╭──

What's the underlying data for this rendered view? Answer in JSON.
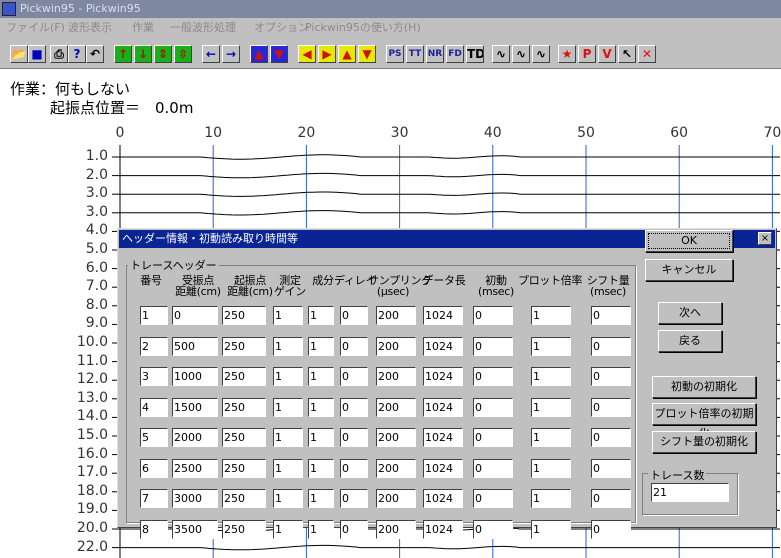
{
  "window": {
    "title": "Pickwin95 - Pickwin95"
  },
  "menu": [
    "ファイル(F)",
    "波形表示",
    "作業",
    "一般波形処理",
    "オプション",
    "Pickwin95の使い方(H)"
  ],
  "toolbar": [
    {
      "name": "open-file-button",
      "glyph": "📂",
      "cls": ""
    },
    {
      "name": "save-button",
      "glyph": "■",
      "cls": "bl"
    },
    {
      "name": "print-button",
      "glyph": "⎙",
      "cls": ""
    },
    {
      "name": "help-button",
      "glyph": "?",
      "cls": "bl"
    },
    {
      "name": "undo-button",
      "glyph": "↶",
      "cls": ""
    },
    {
      "name": "amp-up-button",
      "glyph": "↑",
      "cls": "g"
    },
    {
      "name": "amp-down-button",
      "glyph": "↓",
      "cls": "g"
    },
    {
      "name": "expand-vertical-button",
      "glyph": "⇕",
      "cls": "g"
    },
    {
      "name": "shrink-vertical-button",
      "glyph": "⇳",
      "cls": "g"
    },
    {
      "name": "scroll-left-button",
      "glyph": "←",
      "cls": "bl"
    },
    {
      "name": "scroll-right-button",
      "glyph": "→",
      "cls": "bl"
    },
    {
      "name": "trace-up-button",
      "glyph": "▲",
      "cls": "b"
    },
    {
      "name": "trace-down-button",
      "glyph": "▼",
      "cls": "b"
    },
    {
      "name": "left-arrow-button",
      "glyph": "◀",
      "cls": "y"
    },
    {
      "name": "right-arrow-button",
      "glyph": "▶",
      "cls": "y"
    },
    {
      "name": "up-arrow-button",
      "glyph": "▲",
      "cls": "y"
    },
    {
      "name": "down-arrow-button",
      "glyph": "▼",
      "cls": "y"
    },
    {
      "name": "ps-button",
      "glyph": "PS",
      "cls": "gb"
    },
    {
      "name": "tt-button",
      "glyph": "TT",
      "cls": "gb"
    },
    {
      "name": "nr-button",
      "glyph": "NR",
      "cls": "gb"
    },
    {
      "name": "fd-button",
      "glyph": "FD",
      "cls": "gb"
    },
    {
      "name": "td-button",
      "glyph": "TD",
      "cls": ""
    },
    {
      "name": "wave-display-button",
      "glyph": "∿",
      "cls": ""
    },
    {
      "name": "wave-fill-button",
      "glyph": "∿",
      "cls": ""
    },
    {
      "name": "wave-variable-button",
      "glyph": "∿",
      "cls": ""
    },
    {
      "name": "pick-star-button",
      "glyph": "★",
      "cls": "r"
    },
    {
      "name": "p-button",
      "glyph": "P",
      "cls": "r"
    },
    {
      "name": "v-button",
      "glyph": "V",
      "cls": "r"
    },
    {
      "name": "pointer-button",
      "glyph": "↖",
      "cls": ""
    },
    {
      "name": "close-x-button",
      "glyph": "✕",
      "cls": "r"
    }
  ],
  "status": {
    "task": "作業：何もしない",
    "shot_position": "起振点位置＝　0.0m"
  },
  "axis": {
    "x_ticks": [
      "0",
      "10",
      "20",
      "30",
      "40",
      "50",
      "60",
      "70"
    ],
    "y_ticks": [
      "1.0",
      "2.0",
      "3.0",
      "3.0",
      "4.0",
      "5.0",
      "6.0",
      "7.0",
      "8.0",
      "9.0",
      "10.0",
      "11.0",
      "12.0",
      "13.0",
      "14.0",
      "15.0",
      "16.0",
      "17.0",
      "18.0",
      "19.0",
      "20.0",
      "22.0"
    ]
  },
  "dialog": {
    "title": "ヘッダー情報・初動読み取り時間等",
    "group_label": "トレースヘッダー",
    "headers": [
      "番号",
      "受振点\n距離(cm)",
      "起振点\n距離(cm)",
      "測定\nゲイン",
      "成分",
      "ディレイ",
      "サンプリング\n(μsec)",
      "データ長",
      "初動\n(msec)",
      "プロット倍率",
      "シフト量\n(msec)"
    ],
    "rows": [
      [
        "1",
        "0",
        "250",
        "1",
        "1",
        "0",
        "200",
        "1024",
        "0",
        "1",
        "0"
      ],
      [
        "2",
        "500",
        "250",
        "1",
        "1",
        "0",
        "200",
        "1024",
        "0",
        "1",
        "0"
      ],
      [
        "3",
        "1000",
        "250",
        "1",
        "1",
        "0",
        "200",
        "1024",
        "0",
        "1",
        "0"
      ],
      [
        "4",
        "1500",
        "250",
        "1",
        "1",
        "0",
        "200",
        "1024",
        "0",
        "1",
        "0"
      ],
      [
        "5",
        "2000",
        "250",
        "1",
        "1",
        "0",
        "200",
        "1024",
        "0",
        "1",
        "0"
      ],
      [
        "6",
        "2500",
        "250",
        "1",
        "1",
        "0",
        "200",
        "1024",
        "0",
        "1",
        "0"
      ],
      [
        "7",
        "3000",
        "250",
        "1",
        "1",
        "0",
        "200",
        "1024",
        "0",
        "1",
        "0"
      ],
      [
        "8",
        "3500",
        "250",
        "1",
        "1",
        "0",
        "200",
        "1024",
        "0",
        "1",
        "0"
      ]
    ],
    "buttons": {
      "ok": "OK",
      "cancel": "キャンセル",
      "next": "次へ",
      "back": "戻る",
      "init_first": "初動の初期化",
      "init_plot": "プロット倍率の初期化",
      "init_shift": "シフト量の初期化"
    },
    "trace_count_label": "トレース数",
    "trace_count": "21",
    "close_glyph": "×"
  }
}
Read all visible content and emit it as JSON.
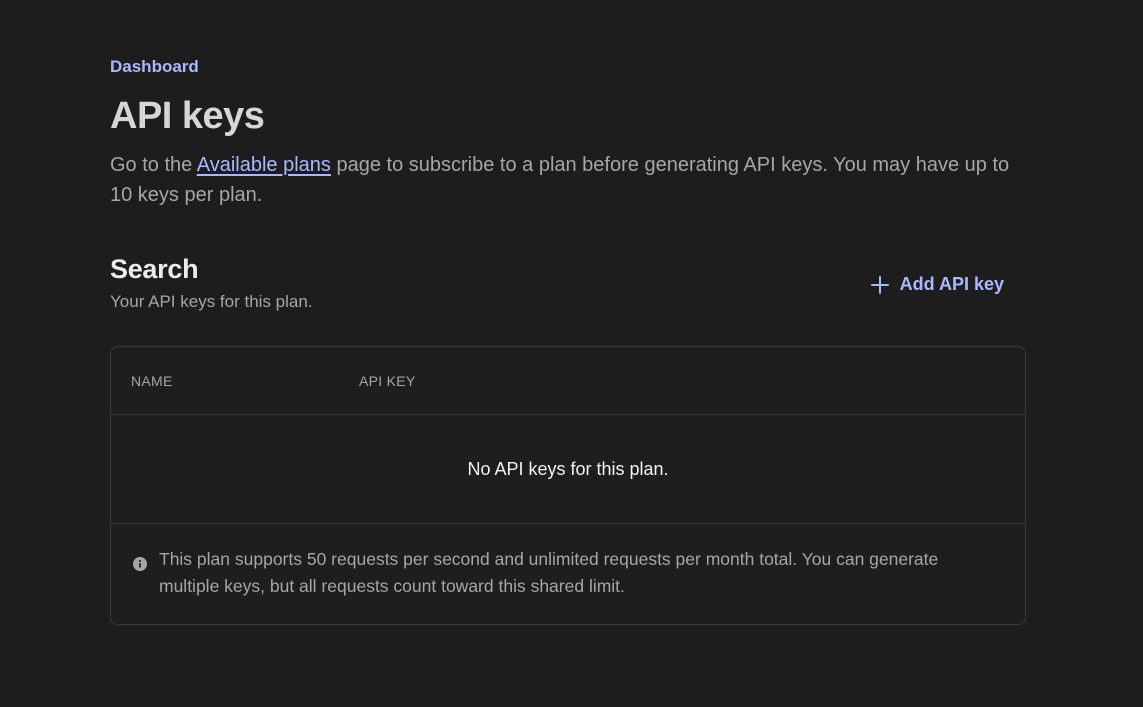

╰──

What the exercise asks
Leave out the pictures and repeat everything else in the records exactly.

Output below
What's the underlying data for this rendered view? Answer in JSON.
{
  "window": {
    "title": "Pickwin95 - Pickwin95"
  },
  "menu": [
    "ファイル(F)",
    "波形表示",
    "作業",
    "一般波形処理",
    "オプション",
    "Pickwin95の使い方(H)"
  ],
  "toolbar": [
    {
      "name": "open-file-button",
      "glyph": "📂",
      "cls": ""
    },
    {
      "name": "save-button",
      "glyph": "■",
      "cls": "bl"
    },
    {
      "name": "print-button",
      "glyph": "⎙",
      "cls": ""
    },
    {
      "name": "help-button",
      "glyph": "?",
      "cls": "bl"
    },
    {
      "name": "undo-button",
      "glyph": "↶",
      "cls": ""
    },
    {
      "name": "amp-up-button",
      "glyph": "↑",
      "cls": "g"
    },
    {
      "name": "amp-down-button",
      "glyph": "↓",
      "cls": "g"
    },
    {
      "name": "expand-vertical-button",
      "glyph": "⇕",
      "cls": "g"
    },
    {
      "name": "shrink-vertical-button",
      "glyph": "⇳",
      "cls": "g"
    },
    {
      "name": "scroll-left-button",
      "glyph": "←",
      "cls": "bl"
    },
    {
      "name": "scroll-right-button",
      "glyph": "→",
      "cls": "bl"
    },
    {
      "name": "trace-up-button",
      "glyph": "▲",
      "cls": "b"
    },
    {
      "name": "trace-down-button",
      "glyph": "▼",
      "cls": "b"
    },
    {
      "name": "left-arrow-button",
      "glyph": "◀",
      "cls": "y"
    },
    {
      "name": "right-arrow-button",
      "glyph": "▶",
      "cls": "y"
    },
    {
      "name": "up-arrow-button",
      "glyph": "▲",
      "cls": "y"
    },
    {
      "name": "down-arrow-button",
      "glyph": "▼",
      "cls": "y"
    },
    {
      "name": "ps-button",
      "glyph": "PS",
      "cls": "gb"
    },
    {
      "name": "tt-button",
      "glyph": "TT",
      "cls": "gb"
    },
    {
      "name": "nr-button",
      "glyph": "NR",
      "cls": "gb"
    },
    {
      "name": "fd-button",
      "glyph": "FD",
      "cls": "gb"
    },
    {
      "name": "td-button",
      "glyph": "TD",
      "cls": ""
    },
    {
      "name": "wave-display-button",
      "glyph": "∿",
      "cls": ""
    },
    {
      "name": "wave-fill-button",
      "glyph": "∿",
      "cls": ""
    },
    {
      "name": "wave-variable-button",
      "glyph": "∿",
      "cls": ""
    },
    {
      "name": "pick-star-button",
      "glyph": "★",
      "cls": "r"
    },
    {
      "name": "p-button",
      "glyph": "P",
      "cls": "r"
    },
    {
      "name": "v-button",
      "glyph": "V",
      "cls": "r"
    },
    {
      "name": "pointer-button",
      "glyph": "↖",
      "cls": ""
    },
    {
      "name": "close-x-button",
      "glyph": "✕",
      "cls": "r"
    }
  ],
  "status": {
    "task": "作業：何もしない",
    "shot_position": "起振点位置＝　0.0m"
  },
  "axis": {
    "x_ticks": [
      "0",
      "10",
      "20",
      "30",
      "40",
      "50",
      "60",
      "70"
    ],
    "y_ticks": [
      "1.0",
      "2.0",
      "3.0",
      "3.0",
      "4.0",
      "5.0",
      "6.0",
      "7.0",
      "8.0",
      "9.0",
      "10.0",
      "11.0",
      "12.0",
      "13.0",
      "14.0",
      "15.0",
      "16.0",
      "17.0",
      "18.0",
      "19.0",
      "20.0",
      "22.0"
    ]
  },
  "dialog": {
    "title": "ヘッダー情報・初動読み取り時間等",
    "group_label": "トレースヘッダー",
    "headers": [
      "番号",
      "受振点\n距離(cm)",
      "起振点\n距離(cm)",
      "測定\nゲイン",
      "成分",
      "ディレイ",
      "サンプリング\n(μsec)",
      "データ長",
      "初動\n(msec)",
      "プロット倍率",
      "シフト量\n(msec)"
    ],
    "rows": [
      [
        "1",
        "0",
        "250",
        "1",
        "1",
        "0",
        "200",
        "1024",
        "0",
        "1",
        "0"
      ],
      [
        "2",
        "500",
        "250",
        "1",
        "1",
        "0",
        "200",
        "1024",
        "0",
        "1",
        "0"
      ],
      [
        "3",
        "1000",
        "250",
        "1",
        "1",
        "0",
        "200",
        "1024",
        "0",
        "1",
        "0"
      ],
      [
        "4",
        "1500",
        "250",
        "1",
        "1",
        "0",
        "200",
        "1024",
        "0",
        "1",
        "0"
      ],
      [
        "5",
        "2000",
        "250",
        "1",
        "1",
        "0",
        "200",
        "1024",
        "0",
        "1",
        "0"
      ],
      [
        "6",
        "2500",
        "250",
        "1",
        "1",
        "0",
        "200",
        "1024",
        "0",
        "1",
        "0"
      ],
      [
        "7",
        "3000",
        "250",
        "1",
        "1",
        "0",
        "200",
        "1024",
        "0",
        "1",
        "0"
      ],
      [
        "8",
        "3500",
        "250",
        "1",
        "1",
        "0",
        "200",
        "1024",
        "0",
        "1",
        "0"
      ]
    ],
    "buttons": {
      "ok": "OK",
      "cancel": "キャンセル",
      "next": "次へ",
      "back": "戻る",
      "init_first": "初動の初期化",
      "init_plot": "プロット倍率の初期化",
      "init_shift": "シフト量の初期化"
    },
    "trace_count_label": "トレース数",
    "trace_count": "21",
    "close_glyph": "×"
  }
}
Read all visible content and emit it as JSON.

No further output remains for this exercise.